Copy out every line holding the string "User" from the records below.

(Website and app data records)

Content starts

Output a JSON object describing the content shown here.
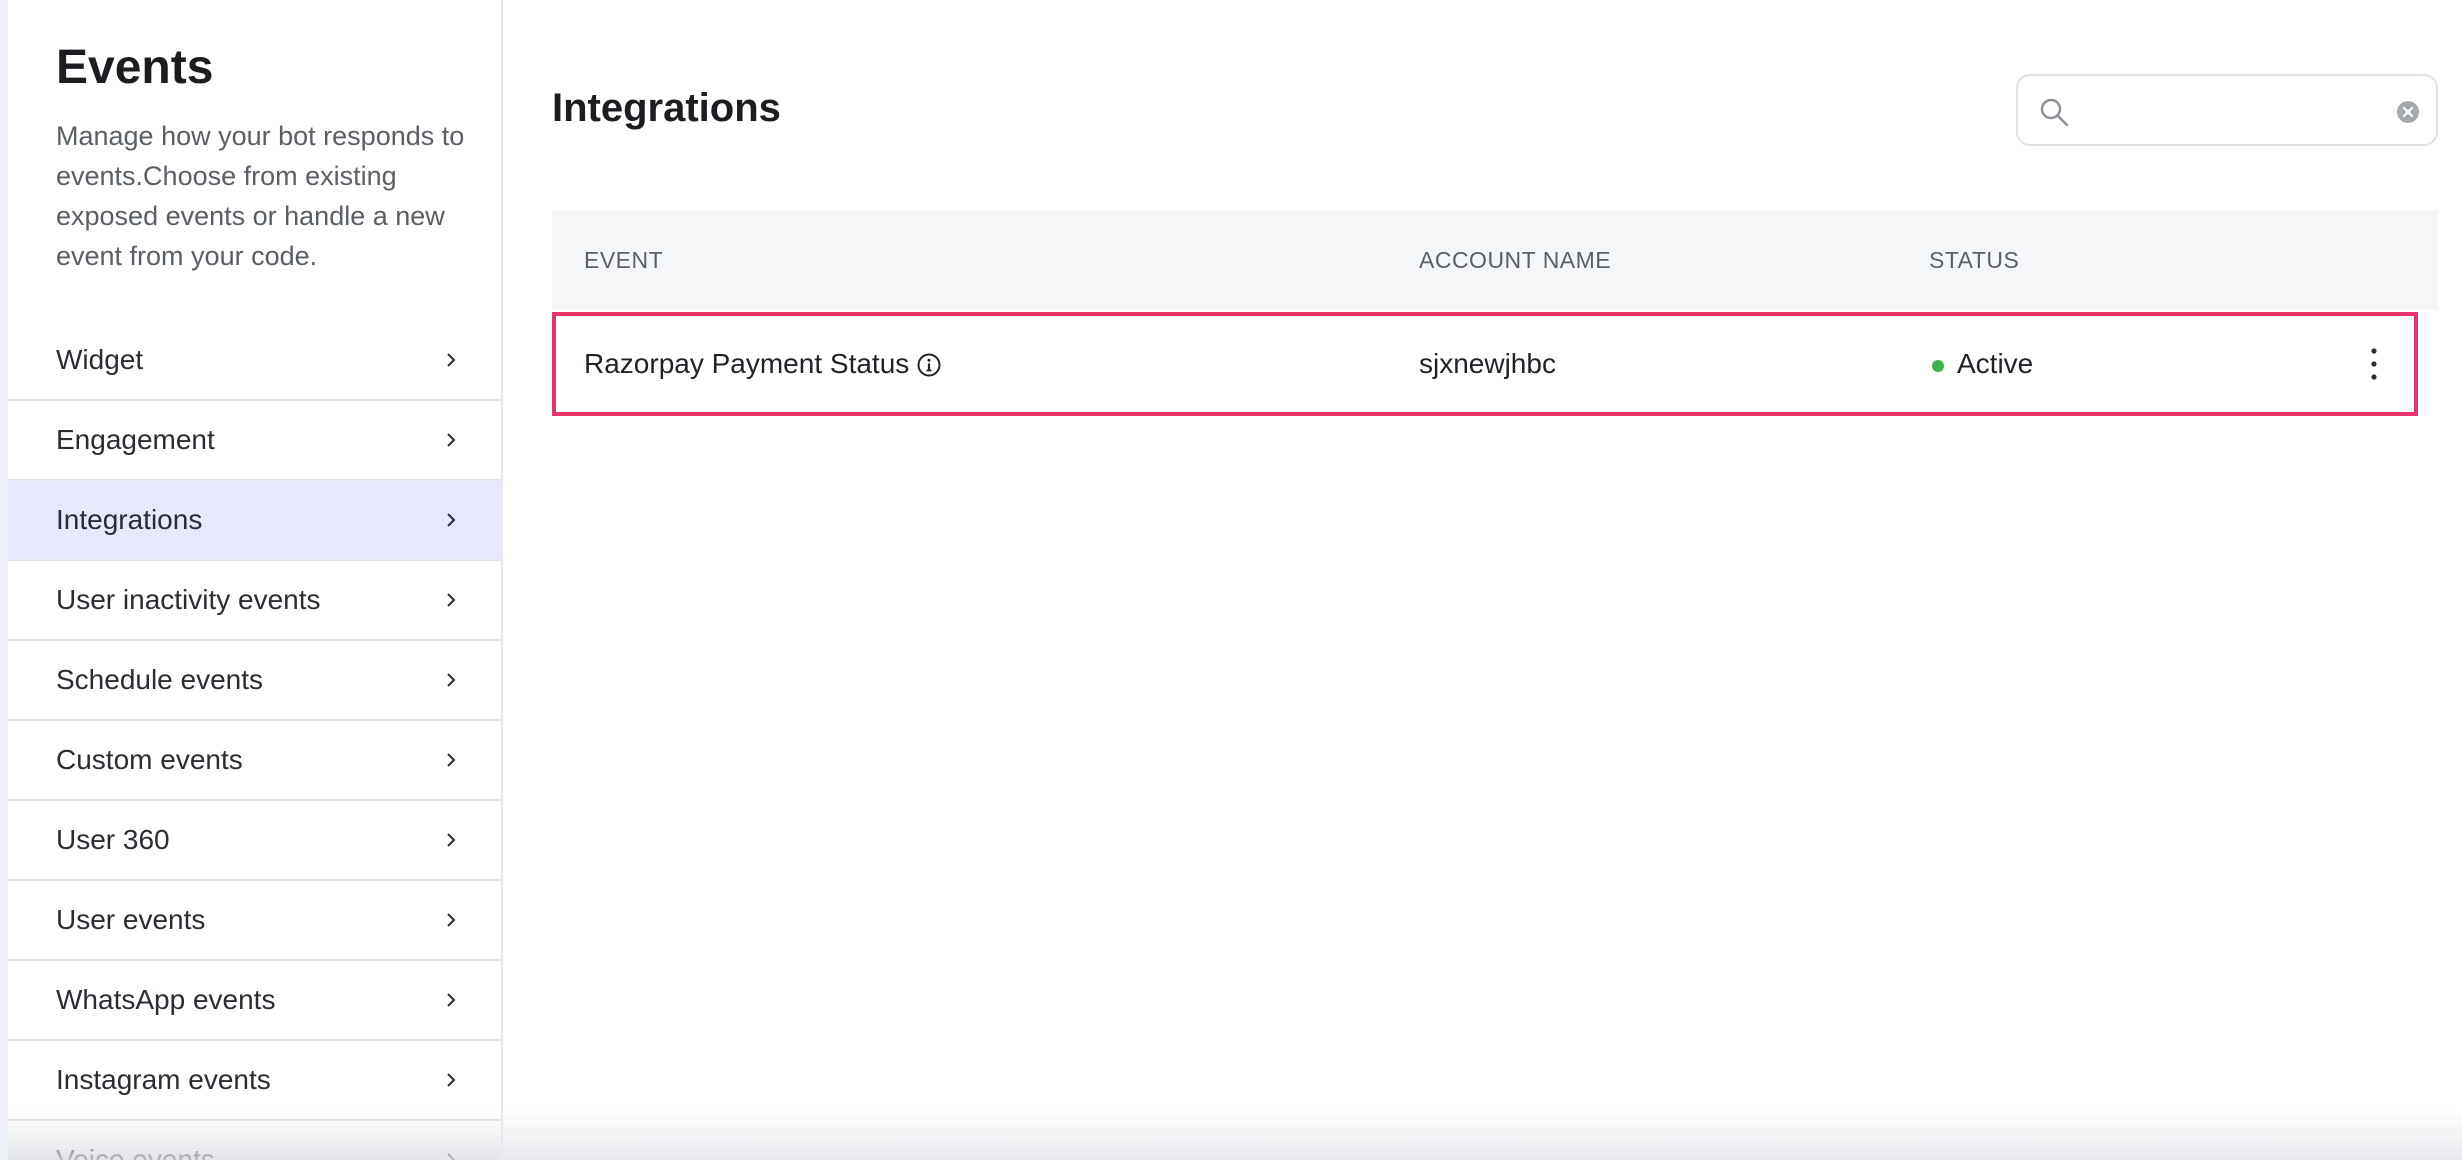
{
  "sidebar": {
    "title": "Events",
    "description": "Manage how your bot responds to events.Choose from existing exposed events or handle a new event from your code.",
    "items": [
      {
        "label": "Widget"
      },
      {
        "label": "Engagement"
      },
      {
        "label": "Integrations",
        "active": true
      },
      {
        "label": "User inactivity events"
      },
      {
        "label": "Schedule events"
      },
      {
        "label": "Custom events"
      },
      {
        "label": "User 360"
      },
      {
        "label": "User events"
      },
      {
        "label": "WhatsApp events"
      },
      {
        "label": "Instagram events"
      },
      {
        "label": "Voice events"
      }
    ]
  },
  "main": {
    "title": "Integrations",
    "search": {
      "value": "",
      "placeholder": ""
    },
    "table": {
      "headers": {
        "event": "EVENT",
        "account_name": "ACCOUNT NAME",
        "status": "STATUS"
      },
      "rows": [
        {
          "event": "Razorpay Payment Status",
          "account_name": "sjxnewjhbc",
          "status": "Active"
        }
      ]
    }
  },
  "colors": {
    "accent_highlight": "#e8336b",
    "active_nav_bg": "#e6e8fb",
    "status_active": "#3bb54a"
  },
  "icons": {
    "nav_chevron": "chevron-right-icon",
    "search": "search-icon",
    "clear": "clear-icon",
    "info": "info-icon",
    "more": "kebab-menu-icon"
  }
}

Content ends

__Response area__.
        "label": "User inactivity events"
        "label": "User 360"
        "label": "User events"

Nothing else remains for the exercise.